i’ve actually started to feel a little OCD about my wrinkly shirts. i’ve taken to surreptitious visual surveys of the other guys in the office to see if their shirts are wrinkled, too. t-shirts don’t count of course, which means that half the dudes provide no data (it’s always casual friday at our office). the other half offer a mixed bag. some people seem to pull the wrinkly thing off, looking like they’re runway models and the whole wrinkled thing is intentional, you know what i’m sayin’? the other half don’t appear to be wrinkled at all.

and so i’m left in a conundrum. do i go with the wrinkles and see if i can pull off the "my shirt is wrinkled and i don’t care" thing, or do i start ironing more?

either way you slice it, i still think about wrinkles in my shirts way, way too much.


every once in awhile, i pick up a book by an author i don’t know, based on either critical acclaim, a snazzy cover, or a whim. every once in awhile, i am pleasantly surprised by the book i’ve bought; it lives up to its praises and more, and i run out and buy everything this author has written. discoveries like this are like opening a secret doorway that leads to a mystical universe.

chindi was not one of these books.
i had seen jack mcDevitt’s books around for awhile, had read the positive blurbs from all sorts of well-known publications (sci-fi and otherwise). the cover of chindi had stephen king (whom i like) claiming that mcDevitt is the logical heir to asimov and arthur c. clarke. maybe king was saying this about one of his other novels. based on this one book, i’d call mcDevitt the Dean Koontz of sci-fi.

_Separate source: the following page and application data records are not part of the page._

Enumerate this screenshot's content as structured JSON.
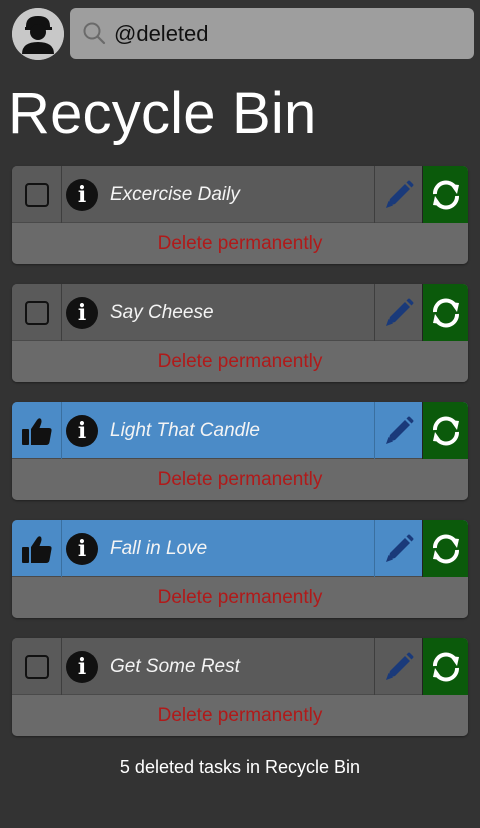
{
  "search": {
    "value": "@deleted"
  },
  "page_title": "Recycle Bin",
  "tasks": [
    {
      "name": "Excercise Daily",
      "status": "unchecked",
      "action": "Delete permanently"
    },
    {
      "name": "Say Cheese",
      "status": "unchecked",
      "action": "Delete permanently"
    },
    {
      "name": "Light That Candle",
      "status": "completed",
      "action": "Delete permanently"
    },
    {
      "name": "Fall in Love",
      "status": "completed",
      "action": "Delete permanently"
    },
    {
      "name": "Get Some Rest",
      "status": "unchecked",
      "action": "Delete permanently"
    }
  ],
  "footer_text": "5 deleted tasks in Recycle Bin",
  "info_glyph": "i",
  "icons": {
    "avatar": "user-avatar-icon",
    "search": "magnifier-icon",
    "status_unchecked": "checkbox-icon",
    "status_completed": "thumbs-up-icon",
    "info": "info-icon",
    "edit": "pencil-icon",
    "restore": "restore-arrows-icon"
  },
  "colors": {
    "background": "#333333",
    "row_default": "#5a5a5a",
    "row_completed": "#4b8bc7",
    "restore_button": "#0b5a0b",
    "delete_text": "#b01a1a",
    "edit_icon": "#1a3a7a"
  }
}
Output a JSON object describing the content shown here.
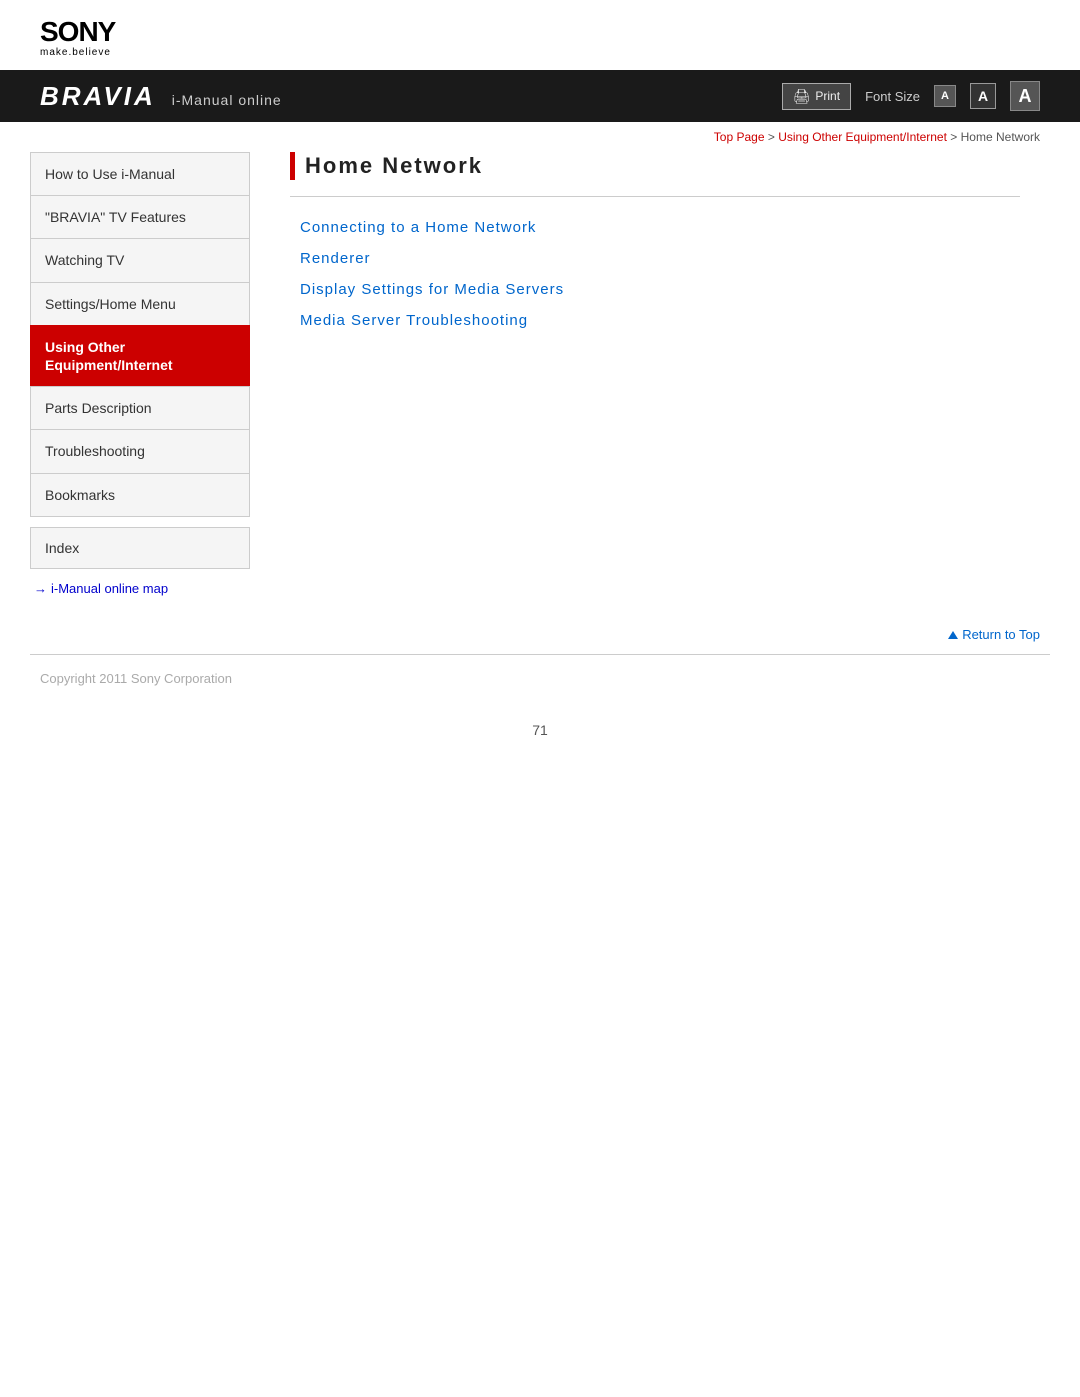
{
  "logo": {
    "sony": "SONY",
    "tagline": "make.believe"
  },
  "topbar": {
    "bravia": "BRAVIA",
    "manual": "i-Manual online",
    "print_label": "Print",
    "font_size_label": "Font Size",
    "font_small": "A",
    "font_medium": "A",
    "font_large": "A"
  },
  "breadcrumb": {
    "top_page": "Top Page",
    "separator1": " > ",
    "section": "Using Other Equipment/Internet",
    "separator2": " > ",
    "current": "Home Network"
  },
  "sidebar": {
    "items": [
      {
        "label": "How to Use i-Manual",
        "active": false
      },
      {
        "label": "\"BRAVIA\" TV Features",
        "active": false
      },
      {
        "label": "Watching TV",
        "active": false
      },
      {
        "label": "Settings/Home Menu",
        "active": false
      },
      {
        "label": "Using Other Equipment/Internet",
        "active": true
      },
      {
        "label": "Parts Description",
        "active": false
      },
      {
        "label": "Troubleshooting",
        "active": false
      },
      {
        "label": "Bookmarks",
        "active": false
      }
    ],
    "index_label": "Index",
    "map_link": "i-Manual online map"
  },
  "content": {
    "page_title": "Home Network",
    "links": [
      "Connecting to a Home Network",
      "Renderer",
      "Display Settings for Media Servers",
      "Media Server Troubleshooting"
    ]
  },
  "return_top": "Return to Top",
  "footer": {
    "copyright": "Copyright 2011 Sony Corporation"
  },
  "page_number": "71"
}
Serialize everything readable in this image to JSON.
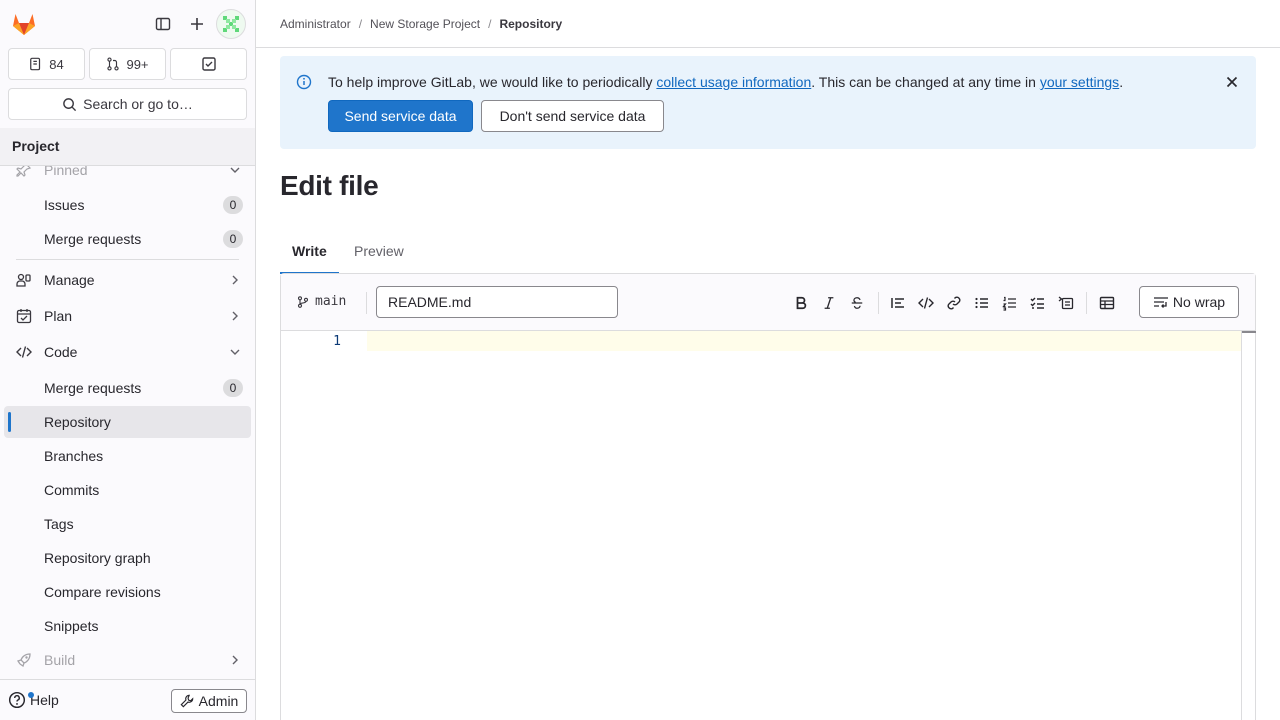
{
  "sidebar": {
    "counts": {
      "issues": "84",
      "merge_requests": "99+"
    },
    "search_label": "Search or go to…",
    "section_title": "Project",
    "items": [
      {
        "label": "Pinned"
      },
      {
        "label": "Issues",
        "badge": "0"
      },
      {
        "label": "Merge requests",
        "badge": "0"
      },
      {
        "label": "Manage"
      },
      {
        "label": "Plan"
      },
      {
        "label": "Code"
      },
      {
        "label": "Merge requests",
        "badge": "0"
      },
      {
        "label": "Repository"
      },
      {
        "label": "Branches"
      },
      {
        "label": "Commits"
      },
      {
        "label": "Tags"
      },
      {
        "label": "Repository graph"
      },
      {
        "label": "Compare revisions"
      },
      {
        "label": "Snippets"
      },
      {
        "label": "Build"
      }
    ],
    "footer": {
      "help_label": "Help",
      "admin_label": "Admin"
    }
  },
  "breadcrumb": {
    "items": [
      "Administrator",
      "New Storage Project",
      "Repository"
    ],
    "separator": "/"
  },
  "alert": {
    "text_before": "To help improve GitLab, we would like to periodically ",
    "link1": "collect usage information",
    "text_middle": ". This can be changed at any time in ",
    "link2": "your settings",
    "text_after": ".",
    "primary_button": "Send service data",
    "secondary_button": "Don't send service data"
  },
  "page": {
    "title": "Edit file"
  },
  "tabs": [
    {
      "label": "Write"
    },
    {
      "label": "Preview"
    }
  ],
  "editor": {
    "branch": "main",
    "file_name": "README.md",
    "no_wrap_label": "No wrap",
    "line_numbers": [
      "1"
    ]
  },
  "colors": {
    "primary": "#1f75cb",
    "alert_bg": "#e9f3fc",
    "current_line": "#fffdea"
  }
}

the thing that makes this all the more disappointing was that i burned through the first half of chindi in one night. i don’t recall the last time i did that. it started with a bang, did some unexpected things, set up a great mystery, and then fell flat. i spent the last half of the book waiting for something else to happen, and was rewarded by thin characterization, absolutely unbelievably stupid characters doing insanely stupid things over and over and over, and a climax about as exciting as watching family ties reruns.

the one other thing that really irked me was that this had been characterized as "hard science fiction," which says to me that the author does their best to get the science right. while mcDevitt does that in many cases, there are others where the suspension of disbelief required was far more than any reader should give. as one example, in one cliff-hangar situation, he has to expose one of his characters to deep-space vacuum for a few seconds without ANY protection. they come out of it with some broken blood vessels after their magic energy shield kicks back in. puhleeeeeze. if your lungs didn’t explode, i bet about half the cells on the surface of your skin would flash freeze and burst.

did i mention that this book sucked?

to cleanse my palate, i had to start reading a Culture novel by Iain Banks that’s been sitting on my shelf since i finished Consider Phlebas a few months back. if you want to read great sci-fi, read Iain Banks or Frank Herbert or Gene Wolfe. leave jack mcDevitt in the store at the airport.